TASK STATEMENT: Please repeat every entry exactly as given, apart from dropping the images.

== INFORMATION SHOWN

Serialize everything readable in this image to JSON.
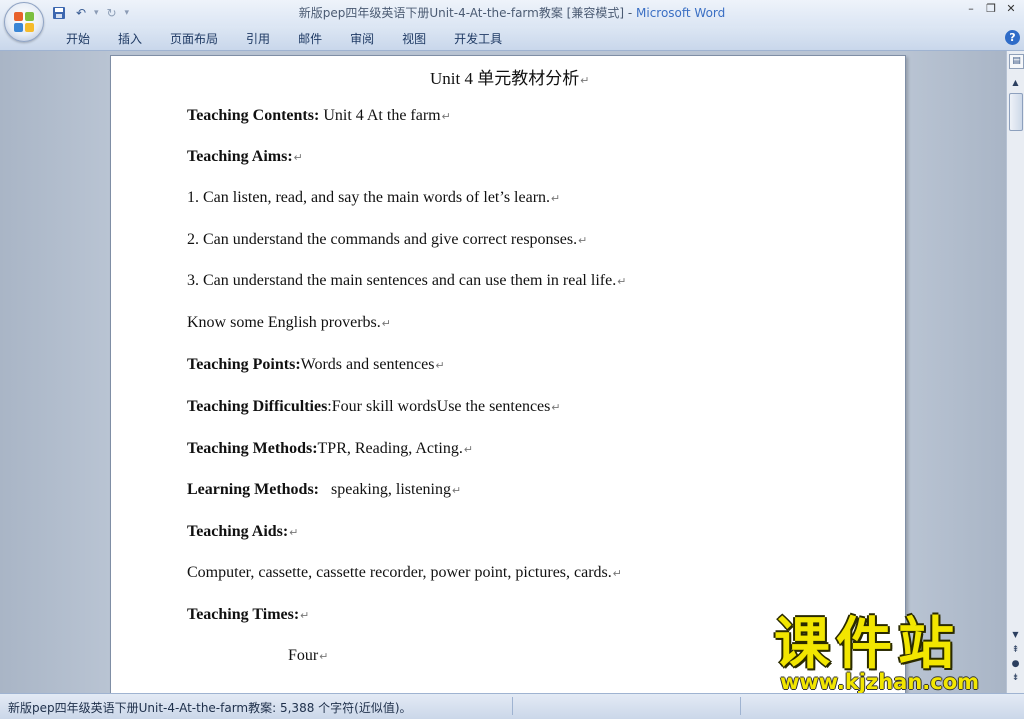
{
  "window": {
    "title_doc": "新版pep四年级英语下册Unit-4-At-the-farm教案 [兼容模式]",
    "title_sep": " - ",
    "title_app": "Microsoft Word"
  },
  "quick_access": {
    "save_icon": "save-icon",
    "undo_icon": "undo-icon",
    "redo_icon": "redo-icon"
  },
  "ribbon": {
    "tabs": [
      "开始",
      "插入",
      "页面布局",
      "引用",
      "邮件",
      "审阅",
      "视图",
      "开发工具"
    ]
  },
  "document": {
    "title": "Unit 4 单元教材分析",
    "contents_label": "Teaching Contents:",
    "contents_value": " Unit 4 At the farm",
    "aims_label": "Teaching Aims:",
    "aims": [
      "1.  Can listen, read, and say the main words of let’s learn.",
      "2.  Can understand the commands and give correct responses.",
      "3.  Can understand the main sentences and can use them in real life."
    ],
    "proverbs": "Know some English proverbs.",
    "points_label": "Teaching Points:",
    "points_value": "Words and sentences",
    "difficulties_label": "Teaching Difficulties",
    "difficulties_value": ":Four skill wordsUse the sentences",
    "methods_label": "Teaching Methods:",
    "methods_value": "TPR, Reading, Acting.",
    "learning_label": "Learning Methods:",
    "learning_value": "   speaking, listening",
    "aids_label": "Teaching Aids:",
    "aids_value": "Computer, cassette, cassette recorder, power point, pictures, cards.",
    "times_label": "Teaching Times:",
    "times_value": "Four",
    "para_mark": "↵"
  },
  "status": {
    "text": "新版pep四年级英语下册Unit-4-At-the-farm教案: 5,388 个字符(近似值)。"
  },
  "watermark": {
    "cn": "课件站",
    "url": "www.kjzhan.com"
  }
}
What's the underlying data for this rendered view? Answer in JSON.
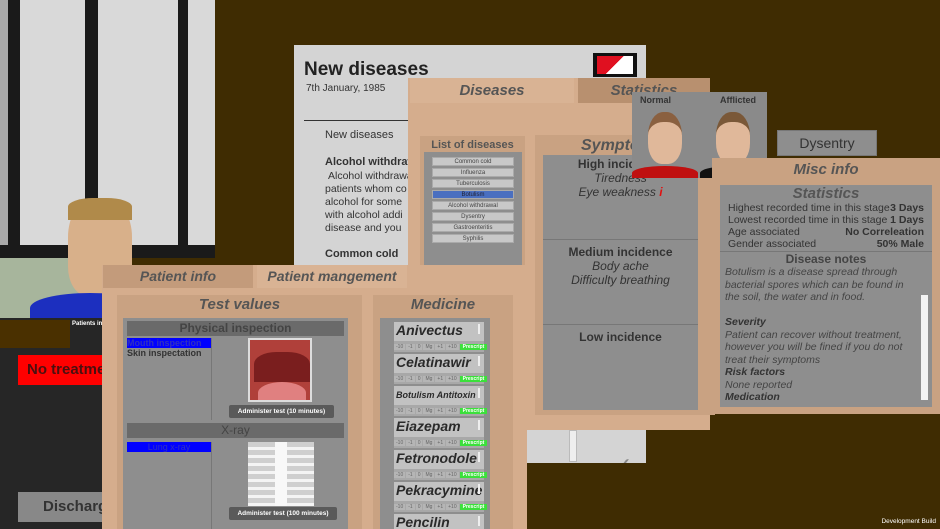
{
  "background": {
    "room_color": "#3f2c02"
  },
  "left": {
    "patients_label": "Patients in",
    "no_treatment": "No treatment",
    "discharge": "Discharge"
  },
  "newspaper": {
    "title": "New diseases",
    "date": "7th January, 1985",
    "section": "New diseases",
    "h1": "Alcohol withdrawal",
    "lines": [
      "Alcohol withdrawal",
      "patients whom co",
      "alcohol for some",
      "with alcohol addi",
      "disease and you"
    ],
    "h2": "Common cold"
  },
  "diseases": {
    "tab_diseases": "Diseases",
    "tab_statistics": "Statistics",
    "list_title": "List of diseases",
    "items": [
      "Common cold",
      "Influenza",
      "Tuberculosis",
      "Botulism",
      "Alcohol withdrawal",
      "Dysentry",
      "Gastroenteritis",
      "Syphilis"
    ],
    "selected": "Botulism"
  },
  "symptoms": {
    "title": "Symptoms",
    "high": "High incidence",
    "high_items": [
      "Tiredness",
      "Eye weakness"
    ],
    "medium": "Medium incidence",
    "medium_items": [
      "Body ache",
      "Difficulty breathing"
    ],
    "low": "Low incidence"
  },
  "faces": {
    "normal": "Normal",
    "afflicted": "Afflicted"
  },
  "dysentry_button": "Dysentry",
  "misc": {
    "title": "Misc info",
    "stats_title": "Statistics",
    "stats": [
      {
        "label": "Highest recorded time in this stage",
        "value": "3 Days"
      },
      {
        "label": "Lowest recorded time in this stage",
        "value": "1 Days"
      },
      {
        "label": "Age associated",
        "value": "No Correleation"
      },
      {
        "label": "Gender associated",
        "value": "50% Male"
      }
    ],
    "notes_title": "Disease notes",
    "notes_intro": "Botulism is a disease spread through bacterial spores which can be found in the soil, the water and in food.",
    "severity_h": "Severity",
    "severity": "Patient can recover without treatment, however you will be fined if you do not treat their symptoms",
    "risk_h": "Risk factors",
    "risk": "None reported",
    "medication_h": "Medication"
  },
  "patient": {
    "tab_info": "Patient info",
    "tab_management": "Patient mangement",
    "test_values": "Test values",
    "physical": "Physical inspection",
    "phys_items": [
      "Mouth inspection",
      "Skin inspectation"
    ],
    "phys_button": "Administer test (10 minutes)",
    "xray": "X-ray",
    "xray_items": [
      "Lung x-ray"
    ],
    "xray_button": "Administer test (100 minutes)"
  },
  "medicine": {
    "title": "Medicine",
    "items": [
      "Anivectus",
      "Celatinawir",
      "Botulism Antitoxin",
      "Eiazepam",
      "Fetronodole",
      "Pekracymine",
      "Pencilin"
    ],
    "controls": [
      "-10",
      "-1",
      "0",
      "Mg",
      "+1",
      "+10"
    ],
    "prescript": "Prescript"
  },
  "build": "Development Build"
}
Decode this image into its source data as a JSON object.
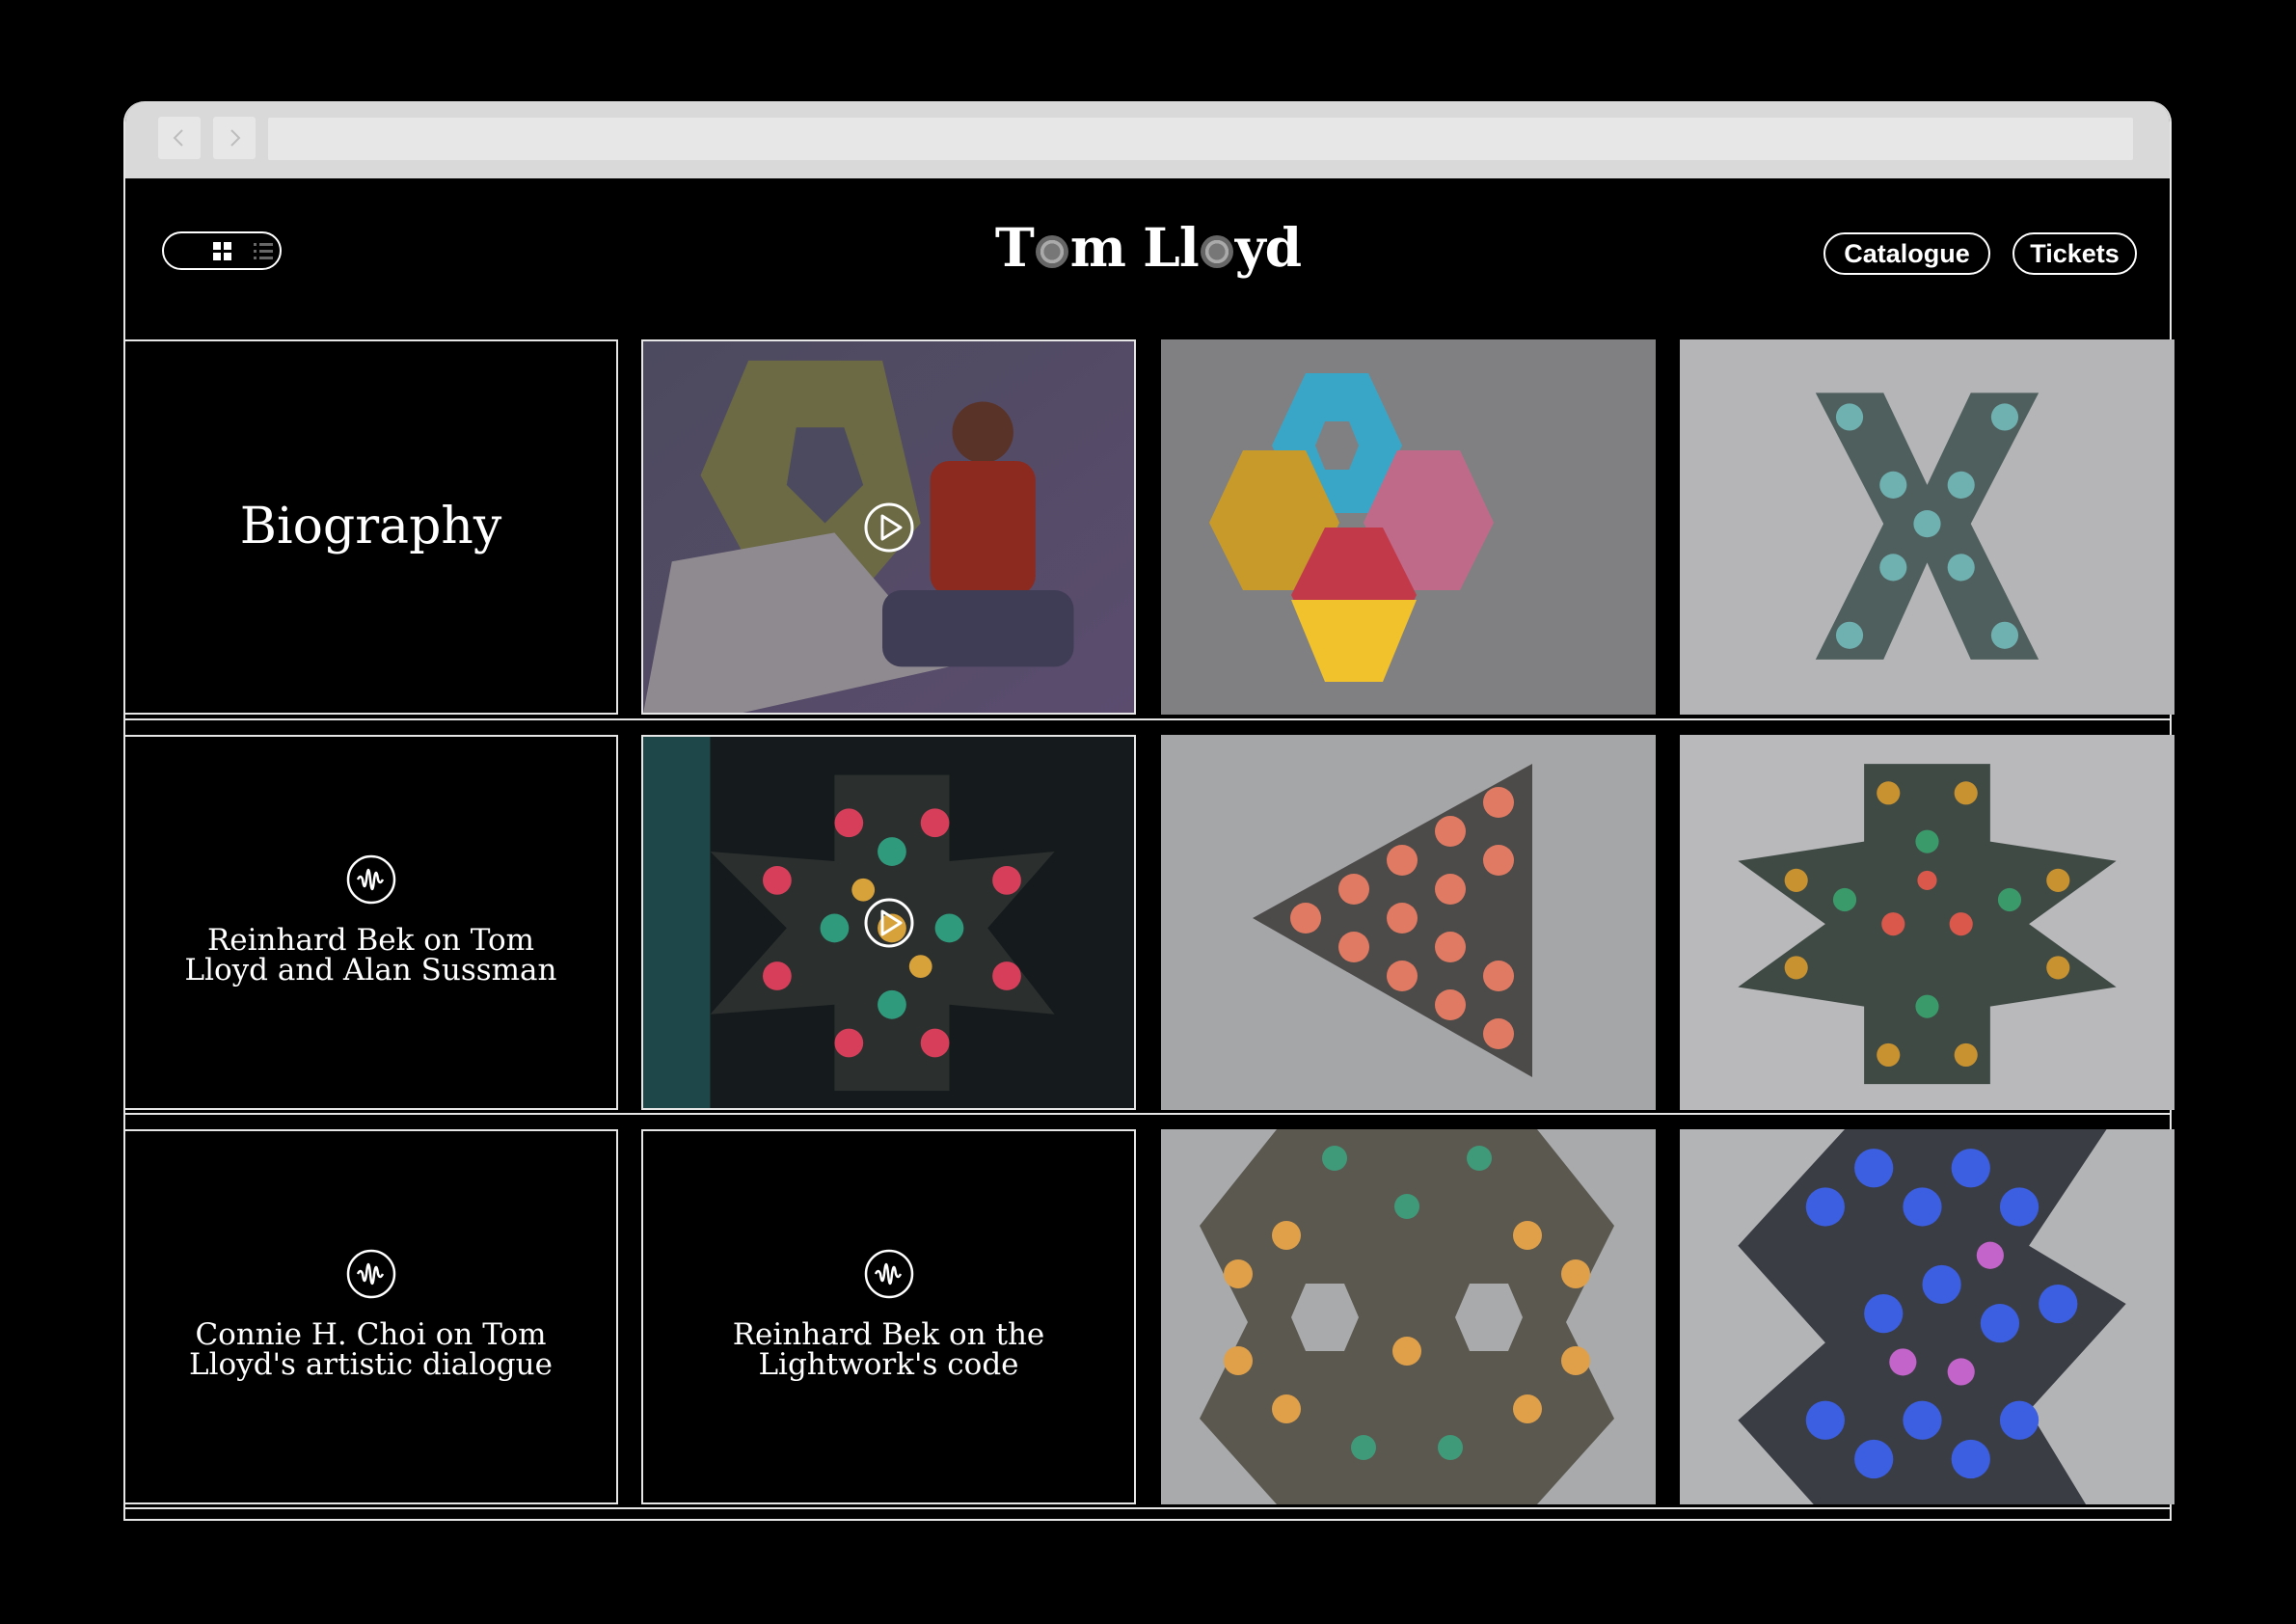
{
  "header": {
    "logo": "Tom Lloyd",
    "logo_part1": "T",
    "logo_part2": "m Ll",
    "logo_part3": "yd",
    "catalogue_label": "Catalogue",
    "tickets_label": "Tickets"
  },
  "grid": {
    "biography_title": "Biography",
    "audio_items": [
      {
        "title": "Reinhard Bek on Tom Lloyd and Alan Sussman"
      },
      {
        "title": "Connie H. Choi on Tom Lloyd's artistic dialogue"
      },
      {
        "title": "Reinhard Bek on the Lightwork's code"
      }
    ]
  },
  "icons": [
    "chevron-left-icon",
    "chevron-right-icon",
    "grid-view-icon",
    "list-view-icon",
    "play-icon",
    "audio-wave-icon"
  ],
  "colors": {
    "background": "#000000",
    "border": "#e6e6e6",
    "artwork_wall": "#8c8c8c"
  }
}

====

ANSWER SECTION:
Serialize everything readable in this image to JSON.
{
  "window": {
    "title_doc": "新版pep四年级英语下册Unit-4-At-the-farm教案 [兼容模式]",
    "title_sep": " - ",
    "title_app": "Microsoft Word"
  },
  "quick_access": {
    "save_icon": "save-icon",
    "undo_icon": "undo-icon",
    "redo_icon": "redo-icon"
  },
  "ribbon": {
    "tabs": [
      "开始",
      "插入",
      "页面布局",
      "引用",
      "邮件",
      "审阅",
      "视图",
      "开发工具"
    ]
  },
  "document": {
    "title": "Unit 4 单元教材分析",
    "contents_label": "Teaching Contents:",
    "contents_value": " Unit 4 At the farm",
    "aims_label": "Teaching Aims:",
    "aims": [
      "1.  Can listen, read, and say the main words of let’s learn.",
      "2.  Can understand the commands and give correct responses.",
      "3.  Can understand the main sentences and can use them in real life."
    ],
    "proverbs": "Know some English proverbs.",
    "points_label": "Teaching Points:",
    "points_value": "Words and sentences",
    "difficulties_label": "Teaching Difficulties",
    "difficulties_value": ":Four skill wordsUse the sentences",
    "methods_label": "Teaching Methods:",
    "methods_value": "TPR, Reading, Acting.",
    "learning_label": "Learning Methods:",
    "learning_value": "   speaking, listening",
    "aids_label": "Teaching Aids:",
    "aids_value": "Computer, cassette, cassette recorder, power point, pictures, cards.",
    "times_label": "Teaching Times:",
    "times_value": "Four",
    "para_mark": "↵"
  },
  "status": {
    "text": "新版pep四年级英语下册Unit-4-At-the-farm教案: 5,388 个字符(近似值)。"
  },
  "watermark": {
    "cn": "课件站",
    "url": "www.kjzhan.com"
  }
}
What's the underlying data for this rendered view? Answer in JSON.
{
  "background": {
    "room_color": "#3f2c02"
  },
  "left": {
    "patients_label": "Patients in",
    "no_treatment": "No treatment",
    "discharge": "Discharge"
  },
  "newspaper": {
    "title": "New diseases",
    "date": "7th January, 1985",
    "section": "New diseases",
    "h1": "Alcohol withdrawal",
    "lines": [
      "Alcohol withdrawal",
      "patients whom co",
      "alcohol for some",
      "with alcohol addi",
      "disease and you"
    ],
    "h2": "Common cold"
  },
  "diseases": {
    "tab_diseases": "Diseases",
    "tab_statistics": "Statistics",
    "list_title": "List of diseases",
    "items": [
      "Common cold",
      "Influenza",
      "Tuberculosis",
      "Botulism",
      "Alcohol withdrawal",
      "Dysentry",
      "Gastroenteritis",
      "Syphilis"
    ],
    "selected": "Botulism"
  },
  "symptoms": {
    "title": "Symptoms",
    "high": "High incidence",
    "high_items": [
      "Tiredness",
      "Eye weakness"
    ],
    "medium": "Medium incidence",
    "medium_items": [
      "Body ache",
      "Difficulty breathing"
    ],
    "low": "Low incidence"
  },
  "faces": {
    "normal": "Normal",
    "afflicted": "Afflicted"
  },
  "dysentry_button": "Dysentry",
  "misc": {
    "title": "Misc info",
    "stats_title": "Statistics",
    "stats": [
      {
        "label": "Highest recorded time in this stage",
        "value": "3 Days"
      },
      {
        "label": "Lowest recorded time in this stage",
        "value": "1 Days"
      },
      {
        "label": "Age associated",
        "value": "No Correleation"
      },
      {
        "label": "Gender associated",
        "value": "50% Male"
      }
    ],
    "notes_title": "Disease notes",
    "notes_intro": "Botulism is a disease spread through bacterial spores which can be found in the soil, the water and in food.",
    "severity_h": "Severity",
    "severity": "Patient can recover without treatment, however you will be fined if you do not treat their symptoms",
    "risk_h": "Risk factors",
    "risk": "None reported",
    "medication_h": "Medication"
  },
  "patient": {
    "tab_info": "Patient info",
    "tab_management": "Patient mangement",
    "test_values": "Test values",
    "physical": "Physical inspection",
    "phys_items": [
      "Mouth inspection",
      "Skin inspectation"
    ],
    "phys_button": "Administer test (10 minutes)",
    "xray": "X-ray",
    "xray_items": [
      "Lung x-ray"
    ],
    "xray_button": "Administer test (100 minutes)"
  },
  "medicine": {
    "title": "Medicine",
    "items": [
      "Anivectus",
      "Celatinawir",
      "Botulism Antitoxin",
      "Eiazepam",
      "Fetronodole",
      "Pekracymine",
      "Pencilin"
    ],
    "controls": [
      "-10",
      "-1",
      "0",
      "Mg",
      "+1",
      "+10"
    ],
    "prescript": "Prescript"
  },
  "build": "Development Build"
}
Decode this image into its source data as a JSON object.
{
  "header": {
    "logo": "Tom Lloyd",
    "logo_part1": "T",
    "logo_part2": "m Ll",
    "logo_part3": "yd",
    "catalogue_label": "Catalogue",
    "tickets_label": "Tickets"
  },
  "grid": {
    "biography_title": "Biography",
    "audio_items": [
      {
        "title": "Reinhard Bek on Tom Lloyd and Alan Sussman"
      },
      {
        "title": "Connie H. Choi on Tom Lloyd's artistic dialogue"
      },
      {
        "title": "Reinhard Bek on the Lightwork's code"
      }
    ]
  },
  "icons": [
    "chevron-left-icon",
    "chevron-right-icon",
    "grid-view-icon",
    "list-view-icon",
    "play-icon",
    "audio-wave-icon"
  ],
  "colors": {
    "background": "#000000",
    "border": "#e6e6e6",
    "artwork_wall": "#8c8c8c"
  }
}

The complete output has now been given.